In style, this cup is closely related to a silver vessel in the Levy-White collection.4 The main personage in a hunting scene there bears a close resemblance to the main figure on the present cup. He is bearded, with a well-delineated mouth, and has elliptical beads both in his hair and around his neck. A figure with similar features appears on another cup, which depicts the aftermath of a successful hunt.5
1. Amiet 1988b, pp. 136, 161, describes this hoard (like the "Astrabad treasure" from Iran with related material) as a contrived collection of objects from clandestine excavations in northern Afghanistan; see Tosi and Wardak 1972, pp. 9-17.
2. See Amiet 1986, pp. 328-29, fig. 202; Pottier 1984, pp. 73, 212, pl. xxx, fig. 250; Deshayes 1977, pp. l04-5; Amiet 1988b, p. 136, fig. 9.
3. This convention is also used on a cylindrical cup in the Louvre, with a chariot scene: see Amiet 1988b, p. 163, fig. 6.
4. See Pittman 1990, pp. 43-44, no. 30.
5. Amiet 1986, pp. 326-27, fig. 201.
Late 3rd‐early 2nd millennium B.C.
H. 12.2-12.6 cm, Dia. 9.5-9.9 cm
Designs are incised into an upper and lower register on the walls of this silver cup, with the upper register showing a ritual scene and the lower register showing a farming scene with oxen. The upper register scene has also been thought to be a banqueting scene, but of the eight seated figures, only the figure on the far right facing to the left is shown with food before him and raising his cup to his mouth. This figure is also shown with his head, neck and wrists wearing jewels that appear to be onyx, and higher grade of clothing, both clearly symbols of his high rank. The figure directly in front of this high ranking figure is shown in a position of obeisance, and he has jewelry only on his head. The other six figures have no jewelry. These devices clearly are thought to indicate the respective ranks of these figures. This offertory or welcoming posture can also be seen in the last two figures in this row.

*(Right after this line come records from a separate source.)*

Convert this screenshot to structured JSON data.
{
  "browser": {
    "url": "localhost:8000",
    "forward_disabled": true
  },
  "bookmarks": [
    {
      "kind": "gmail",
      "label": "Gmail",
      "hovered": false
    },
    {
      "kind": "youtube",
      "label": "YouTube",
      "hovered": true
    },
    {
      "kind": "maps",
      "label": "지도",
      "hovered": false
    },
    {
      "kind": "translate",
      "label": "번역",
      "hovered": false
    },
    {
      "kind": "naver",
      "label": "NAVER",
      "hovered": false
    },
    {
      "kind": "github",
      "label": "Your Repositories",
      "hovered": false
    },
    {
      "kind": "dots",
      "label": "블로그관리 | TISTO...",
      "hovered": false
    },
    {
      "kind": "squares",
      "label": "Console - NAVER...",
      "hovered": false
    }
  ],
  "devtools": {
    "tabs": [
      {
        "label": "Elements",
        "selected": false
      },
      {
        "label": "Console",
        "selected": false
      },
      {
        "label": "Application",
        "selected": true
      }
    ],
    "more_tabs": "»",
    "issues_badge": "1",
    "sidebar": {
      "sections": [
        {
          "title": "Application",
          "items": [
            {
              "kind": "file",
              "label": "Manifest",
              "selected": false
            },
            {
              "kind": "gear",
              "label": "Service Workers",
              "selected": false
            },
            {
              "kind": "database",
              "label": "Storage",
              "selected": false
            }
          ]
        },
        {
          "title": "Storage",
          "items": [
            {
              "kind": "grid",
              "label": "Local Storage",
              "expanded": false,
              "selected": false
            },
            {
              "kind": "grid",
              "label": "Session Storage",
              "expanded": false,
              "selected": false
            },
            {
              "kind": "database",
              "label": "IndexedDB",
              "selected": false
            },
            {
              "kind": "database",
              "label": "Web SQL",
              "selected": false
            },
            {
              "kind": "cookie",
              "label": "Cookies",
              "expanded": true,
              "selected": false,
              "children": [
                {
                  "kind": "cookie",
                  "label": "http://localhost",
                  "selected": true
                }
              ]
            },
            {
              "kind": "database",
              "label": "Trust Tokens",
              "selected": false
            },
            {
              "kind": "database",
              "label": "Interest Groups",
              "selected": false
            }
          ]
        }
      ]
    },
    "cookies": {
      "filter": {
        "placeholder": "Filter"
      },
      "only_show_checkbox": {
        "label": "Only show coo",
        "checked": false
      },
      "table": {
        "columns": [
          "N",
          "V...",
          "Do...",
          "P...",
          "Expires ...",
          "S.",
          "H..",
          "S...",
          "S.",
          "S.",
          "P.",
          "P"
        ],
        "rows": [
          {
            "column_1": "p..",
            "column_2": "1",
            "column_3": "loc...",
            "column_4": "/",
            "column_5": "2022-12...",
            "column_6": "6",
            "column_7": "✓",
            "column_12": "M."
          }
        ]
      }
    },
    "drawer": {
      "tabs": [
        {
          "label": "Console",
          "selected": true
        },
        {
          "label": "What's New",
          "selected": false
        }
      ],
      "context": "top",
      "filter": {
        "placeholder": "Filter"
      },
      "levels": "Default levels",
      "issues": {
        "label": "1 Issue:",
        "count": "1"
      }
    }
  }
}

The two oxen in the lower register are shown pulling plows during a tilling and planting scene. The small naked figure wields a stick to urge on the oxen, and there are clear divisions drawn between the figures holding onto the plow and those sowing seeds. There are similar examples of silver cups from this period with hunting scenes, and in the same manner, those who are thought to be high-ranking figures are shown adorned with jewelry thought to be made of onyx. This body expression with short kilted skirt and emphasized musculature was characteristic of the western Central Asia through Eastern Iran from the 3rd millennium BC through the 2nd millennium BC. The arranged hair expression on the forequarters of the oxen and the musculature of the back legs are also unique to Bactrian culture. The ruins of a massive Bactrian fort of this same period have been excavated, along with temples inside the fort and large numbers of weapons, and we can thus imagine the existence of a ruler who was powerful both in politics and in military might, all while acting as the head cleric of the religion. These people did not have writing, but this vessel clearly depicts one aspect of their society.